Conservationists take a hard line and say consumers should be able to trace where palm oil comes from, much as they do with Fair Trade coffee. A logo on packaging might help.
“There’s no accountability or transparency,” says Serge Wich, an expert on orangutans with the Great Ape Trust of Iowa. “They could put more pressure to find out the chain of custody and only buy from companies that are responsible.”
He worries about Asia, a major consumer of palm oil. Economic concerns trump environmental ones there. “If most oil goes to China or India, it’s very difficult to determine where it came from,” he says.
Still, Mr. Wich sees signs that the local culture is changing. Ordinary Indonesians who survived the devastating 2004 tsunami understand that degraded forests can spawn more tidal floods, especially in Tripa, whose peatland served as a buffer.

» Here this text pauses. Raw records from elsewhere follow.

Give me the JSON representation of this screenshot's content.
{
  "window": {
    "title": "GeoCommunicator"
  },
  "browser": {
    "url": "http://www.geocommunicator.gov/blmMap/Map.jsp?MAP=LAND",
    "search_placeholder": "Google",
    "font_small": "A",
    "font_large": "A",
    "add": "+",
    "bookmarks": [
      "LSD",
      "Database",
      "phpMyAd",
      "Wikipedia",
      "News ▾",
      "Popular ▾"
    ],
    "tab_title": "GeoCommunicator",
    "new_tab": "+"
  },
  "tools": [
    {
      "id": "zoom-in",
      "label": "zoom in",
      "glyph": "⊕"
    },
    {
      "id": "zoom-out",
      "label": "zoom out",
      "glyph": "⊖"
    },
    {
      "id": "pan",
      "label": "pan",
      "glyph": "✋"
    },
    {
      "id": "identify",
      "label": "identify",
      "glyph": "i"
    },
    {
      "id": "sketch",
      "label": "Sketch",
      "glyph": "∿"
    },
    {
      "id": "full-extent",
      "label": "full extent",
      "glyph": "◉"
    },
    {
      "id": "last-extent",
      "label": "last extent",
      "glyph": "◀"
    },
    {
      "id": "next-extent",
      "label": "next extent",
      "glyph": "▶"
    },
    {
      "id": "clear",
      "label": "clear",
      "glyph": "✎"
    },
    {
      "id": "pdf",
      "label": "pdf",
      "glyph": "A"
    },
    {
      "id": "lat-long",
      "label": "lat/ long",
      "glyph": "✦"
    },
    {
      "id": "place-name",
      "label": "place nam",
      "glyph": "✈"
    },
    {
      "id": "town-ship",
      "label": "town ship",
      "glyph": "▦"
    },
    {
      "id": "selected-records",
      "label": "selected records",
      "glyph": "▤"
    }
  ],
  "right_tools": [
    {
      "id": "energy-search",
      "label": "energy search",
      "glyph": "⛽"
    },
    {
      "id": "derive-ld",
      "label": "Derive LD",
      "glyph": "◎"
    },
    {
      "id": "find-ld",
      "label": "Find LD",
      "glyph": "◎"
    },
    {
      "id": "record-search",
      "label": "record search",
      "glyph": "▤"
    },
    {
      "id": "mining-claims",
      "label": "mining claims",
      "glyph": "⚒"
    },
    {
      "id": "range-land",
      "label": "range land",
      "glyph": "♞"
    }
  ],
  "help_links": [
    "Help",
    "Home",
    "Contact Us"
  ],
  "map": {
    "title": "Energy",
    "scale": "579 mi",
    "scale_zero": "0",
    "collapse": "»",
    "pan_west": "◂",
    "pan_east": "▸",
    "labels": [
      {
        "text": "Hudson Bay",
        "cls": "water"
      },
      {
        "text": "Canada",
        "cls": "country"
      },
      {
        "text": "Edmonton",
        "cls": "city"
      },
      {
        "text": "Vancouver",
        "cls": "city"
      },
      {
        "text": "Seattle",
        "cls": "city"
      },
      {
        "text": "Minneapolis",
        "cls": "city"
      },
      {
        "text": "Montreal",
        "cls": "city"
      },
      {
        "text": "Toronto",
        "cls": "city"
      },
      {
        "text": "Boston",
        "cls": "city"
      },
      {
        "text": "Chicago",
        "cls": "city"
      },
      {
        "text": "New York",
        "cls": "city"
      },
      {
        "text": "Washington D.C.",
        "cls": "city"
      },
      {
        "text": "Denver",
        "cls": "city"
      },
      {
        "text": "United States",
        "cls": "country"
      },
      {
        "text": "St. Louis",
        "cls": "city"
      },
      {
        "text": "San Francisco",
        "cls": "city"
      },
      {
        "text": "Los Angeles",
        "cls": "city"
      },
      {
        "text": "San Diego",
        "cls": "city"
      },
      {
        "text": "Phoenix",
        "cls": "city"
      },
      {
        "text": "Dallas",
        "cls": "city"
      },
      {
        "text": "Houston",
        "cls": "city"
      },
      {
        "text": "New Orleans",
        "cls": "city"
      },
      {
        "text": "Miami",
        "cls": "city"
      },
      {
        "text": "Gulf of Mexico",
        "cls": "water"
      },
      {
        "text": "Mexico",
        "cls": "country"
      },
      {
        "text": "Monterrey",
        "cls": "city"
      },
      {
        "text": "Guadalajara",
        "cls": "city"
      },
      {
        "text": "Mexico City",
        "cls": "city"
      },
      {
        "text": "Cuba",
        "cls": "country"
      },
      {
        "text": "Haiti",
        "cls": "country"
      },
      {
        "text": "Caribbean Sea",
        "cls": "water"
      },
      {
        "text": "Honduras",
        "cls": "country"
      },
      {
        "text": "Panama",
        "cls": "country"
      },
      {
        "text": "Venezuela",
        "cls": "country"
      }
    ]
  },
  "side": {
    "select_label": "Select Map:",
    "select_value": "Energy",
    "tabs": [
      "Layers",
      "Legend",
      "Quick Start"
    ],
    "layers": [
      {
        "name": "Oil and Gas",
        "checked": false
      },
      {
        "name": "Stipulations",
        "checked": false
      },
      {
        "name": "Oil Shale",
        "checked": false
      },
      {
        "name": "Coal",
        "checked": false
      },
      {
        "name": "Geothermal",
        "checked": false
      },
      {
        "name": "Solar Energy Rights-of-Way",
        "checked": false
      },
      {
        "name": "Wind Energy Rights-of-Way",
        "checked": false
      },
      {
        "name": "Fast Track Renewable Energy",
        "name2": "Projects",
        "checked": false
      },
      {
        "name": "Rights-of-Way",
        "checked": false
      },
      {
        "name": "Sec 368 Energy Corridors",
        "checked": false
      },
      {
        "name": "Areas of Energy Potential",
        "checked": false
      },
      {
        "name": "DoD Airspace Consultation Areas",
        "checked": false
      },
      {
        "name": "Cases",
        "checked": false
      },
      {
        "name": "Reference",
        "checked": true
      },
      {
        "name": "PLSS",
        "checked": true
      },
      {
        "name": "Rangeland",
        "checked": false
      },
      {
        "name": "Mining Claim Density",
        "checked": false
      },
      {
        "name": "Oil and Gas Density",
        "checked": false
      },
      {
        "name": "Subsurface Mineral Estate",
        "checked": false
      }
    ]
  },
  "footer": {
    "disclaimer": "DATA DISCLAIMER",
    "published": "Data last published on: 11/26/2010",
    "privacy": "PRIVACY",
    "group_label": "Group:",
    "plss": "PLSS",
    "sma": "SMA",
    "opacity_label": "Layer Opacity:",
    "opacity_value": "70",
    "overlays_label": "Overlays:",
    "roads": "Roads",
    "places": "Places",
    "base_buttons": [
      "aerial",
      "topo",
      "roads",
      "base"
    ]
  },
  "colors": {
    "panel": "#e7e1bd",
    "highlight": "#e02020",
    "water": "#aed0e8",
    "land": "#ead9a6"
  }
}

Aceh’s governor is pushing a “green” agenda and some local leaders are following his lead. Recently, officials gave 100 hectares of fallow agricultural land to 59 households in the village of Lami so they could grow palm without cutting down rain forests. The Indonesian environmental group YEL is overseeing the organic cultivation, which stands in contrast to the smoldering woods just down the road.
“Great idea,” enthuses Adnan Nyak Sarung, a senator from Aceh. “The most important thing is to involve the community. They need a sense of ownership over the environment.”
Ms. Kusumadewi of the RSPO concurs, although she worries that more orangutans could die while new plantations encroach on their habitat.
“Time is running out,” she says. “We have to move very quickly.”
[Here are excerpts from a letter from Jardine Matheson Group:
“Jardine Matheson and Astra Agro Lestari (‘AAL’) take environmental stewardship seriously. AAL believes in and strongly supports the preservation and conservation of the natural environment in Indonesia. This is demonstrated by AAL’s sustainable palm oil growing programmes, details of which can be found on its website (www.astra-agro.co.id)."
“AAL also takes seriously its good agricultural practices that apply to all of its farm production and plantation crop processing. It has a strict policy of ‘zero burning’ for land clearance, and to prevent forest fires. AAL also conducts regular fire drills and invests in ongoing community awareness and education. In addition, AAL applies terracing on hilly land at the planting stage to reduce soil erosion; pest control is managed through nontoxic means; and waste products are recycled.”]